It may not be dubbed the Trial of the Century but whatever ruling comes out of the lawsuit against Wisconsin’s Voter ID law may well have an impact that lasts as long. Testimony from a wide range of experts, county clerks and other relevant parties is being heard by U.S. District Judge James Peterson. The suit was brought by One Wisconsin Now and Citizen Action of Wisconsin Education Fund, with the argument that Republican officials passed the law and other related rules as an intentional means of disenfranchising minority and Democratic voters. More than the witnesses called by the plaintiffs, it is in the testimony of those people called to defend the new rules that we get the most insight into the massive rift of understanding between the sides. It also has highlighted the very disparities they’ve set out to defend. A political scientist testifying on behalf of the state claimed that the state’s free ID program could “potentially” mitigate the negative effects of the law, specifically on black voters, who are more than five times as likely as white voters to go through the process to receive a free ID in order to vote. Why make people jump through the extra hoop in the first place, though? There still are no documented cases of voter fraud. This “solution” in search of a problem has only disenfranchised otherwise eligible voters, as evidenced by several of the people who testified about the problems and barriers they faced in trying to receive even those free IDs.
Meanwhile, city and county clerks from predominantly white, heavily conservative communities perhaps unwittingly highlighted the serious disparities inherent in the rules by noting their support for new limitations on in-person absentee voting. Those changes included getting rid of most early voting, as well as the ability to have multiple locations available for that voting.
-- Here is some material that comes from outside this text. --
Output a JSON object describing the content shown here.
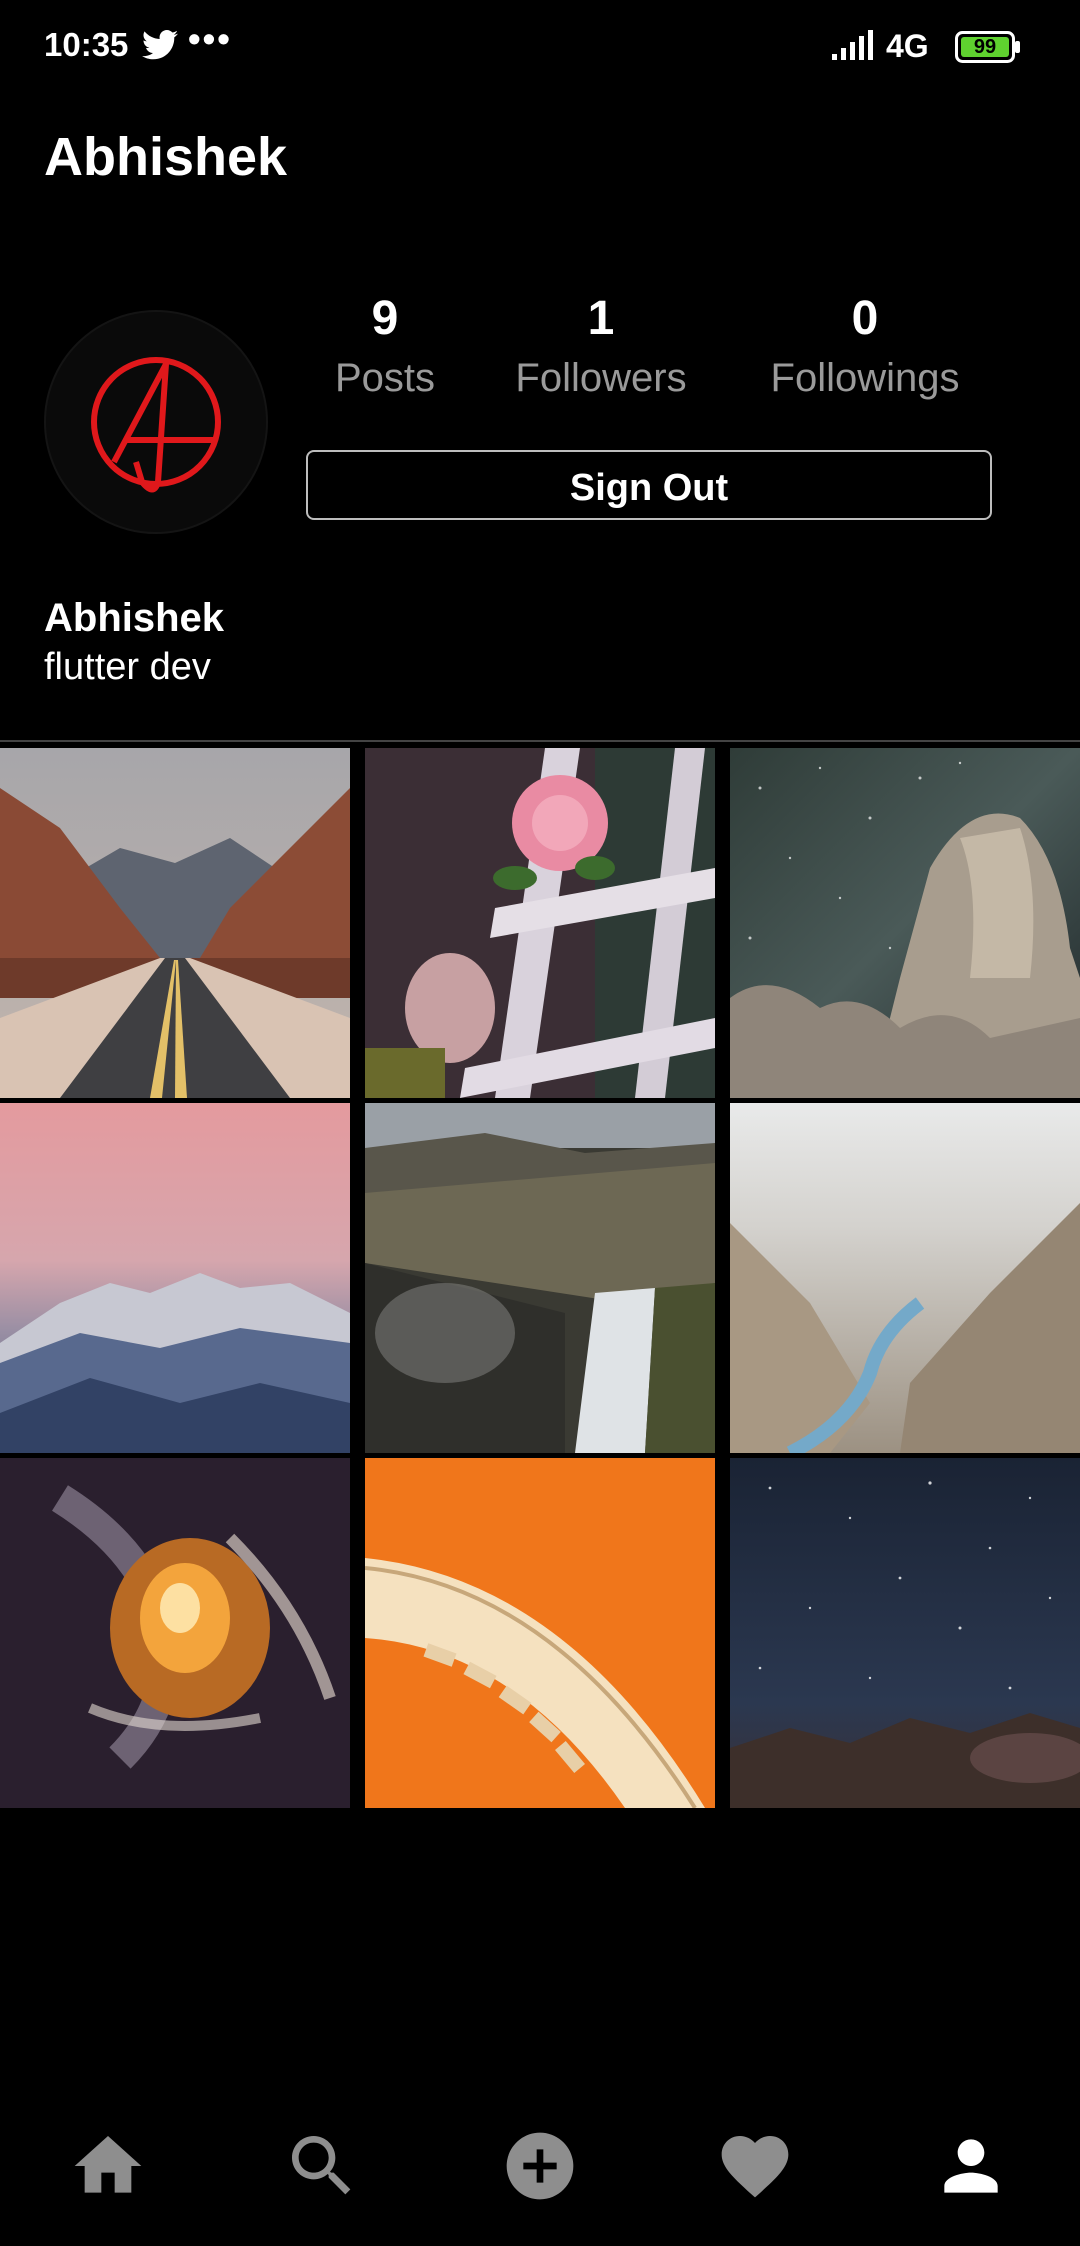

In a small community it might well make sense to have just one location, but in places such as the city of Milwaukee, Madison and other large population centers, having multiple locations is not only more logistically feasible, it’s often necessary. Those with limited transportation options shouldn’t have to plan an entire day around getting to a single location that may be located on the far side of the city or county from where they live.
Full Article: Testimony in Voter ID lawsuit offers insight into real motives for law.